Tuesday, March 08, 2005
(Photo: Yahoo's "The Contender" Page
I've been waiting for NBC's "The Contender" to premiere for weeks. Similar to Spike TV's "The Ultimate Fighter", which trains mixed martial arts contestants instead of boxers, "The Contender" features 16 boxing upstarts who get a chance to be trained by Sugar Ray Leonard for a chance to win $1,000,000. The last two fighters will face off at Caesar's Palace in May.
Created by Sylvester Stallone, "The Contender" is definitely the real deal. Stallone and DreamWorks spared no expense in making this a top-notch affair. All of the boxers have nice living quarters, they have legendary trainers on hand to help them improve their skills, and they train in a state-of-the-art gym. Viewers will really like the fights, in which weigh-ins and press conferences are done beforehand with real boxing journalists, and there was a pretty large crowd for the first fight.
However, I can't say I'm excited about the rounds being edited. While they were edited perfectly, and I understand them trying to do so because of time and dramatic effect, it would have been good to see them unedited for boxing fans to sit back and be able to accurately judge the rounds for ourselves.
All of the contestants have a "Rocky"-like story. They're placed in two groups: West Coast and East Coast fighters. A number of them have wives and children to make a living for. Some come from boxing families, and others just come from the streets and had it hard growing up. Unlike "The Ultimate Fighter", where the MMA guys are literally shut off from the outside world (no television, no clubs, just training at the house), "Contender" actually encourages the fighters' families to live with them during their time there and are featured throughout the show. This adds a really emotional twist to the show, as viewers get to know everything about the fighters' backgrounds and are able to understand what the families are going through.
Whether this is a good thing or a bad thing depends on the perspective you're looking from. No doubt it brings more drama and emotion to the show; no doubt that's the angle Stallone is trying to reach, and it makes it more entertaining. But I doubt boxing purists will approve of that much interaction the families actually have in the show. In the first episode, both families were with the fighters almost up to belltime. That could distract the fighter and possibly make him a little more nervous than normal.

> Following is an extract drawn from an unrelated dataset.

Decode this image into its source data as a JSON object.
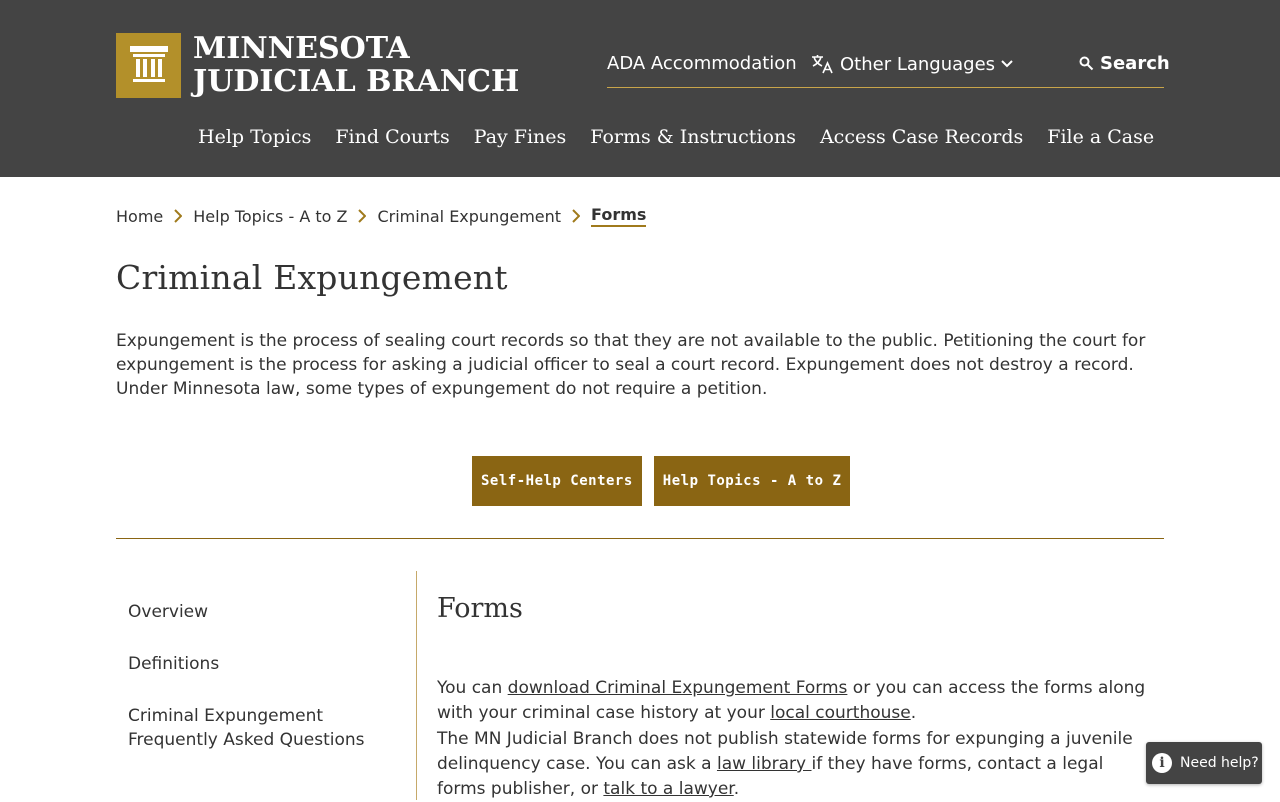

For example, the first episode's main event pitted East Coast fighter Peter Manfredo Jr.
vs. West Coast fighter Alfonso Gomez
. You could see the contrasting qualities of the two fighters. Gomez was considered the underdog, while Manfredo was considered one of the strongest fighters from the East because of his record (21-0).
However, the West Coast team won the challenge, which meant they got to decide the fight. While the West fighters were discussing it, Gomez immediately stepped up to the plate and offered to fight Manfredo. The West thought he was biting off a little more than he could chew, but they eventually relented.
Gomez, in retrospect, had everything going for him. He had no family to worry about making a living for, his father was his trainer, who was a former boxer in Mexico, and he had time to hype himself up for the fight. Manfredo had brought his wife (Who was that hotness. Whew.) and his baby girl with him. His father, who was a former boxer as well, didn't come with them. I also suspect Manfredo didn't expect to fight first.
All of this had to play into Manfredo's psyche, and it showed in the fight. Gomez went to him and challenged Manfredo as soon as the bell sounded, and it seemed that Manfredo was taken aback by his aggression. He didn't respond, and Gomez continued to stay busy, using uppercuts and jabs to start the fight.
Manfredo seemed as if he was ready for the second round, and popped Gomez with a hook that hurt him the rest of the round. At one point, it seemed as if Manfredo would stop Gomez, and Gomez had a cut above his right eye to close out the round. I think the fact that Gomez came out strong in the third round probably demoralized Manfredo, because he didn't do anything for the rest of the fight. Everything he tried to do, Gomez took it, and brought something better. Gomez never really hurt Manfredo, but constantly frustrated him with his aggression and his constant busywork. From the third round on (it was a five-round fight) Manfredo couldn't find anything that worked and Gomez won by unaminous decision.
Check out Tommy Gallagher's commentary of the fight on Yahoo's "The Contender" page
, which I find easier to read than NBC's official website. He comes to almost the same conclusion I did, in that attitude was the deciding factor of the fight. You can also watch the fight here
The next episode is Thursday at 8PM EST on NBC. I expect the West Coast to be a little cocky after that surprising win this week, and from the teasers they gave for next week, the sparks that flew at the press conference between an East and West Coast fighter might turn into a fire. Word is, there's going to be an altercation on the training grounds. George Foreman will visit the guys on Thursday as well. I hope to watch it and give a recap on it as well.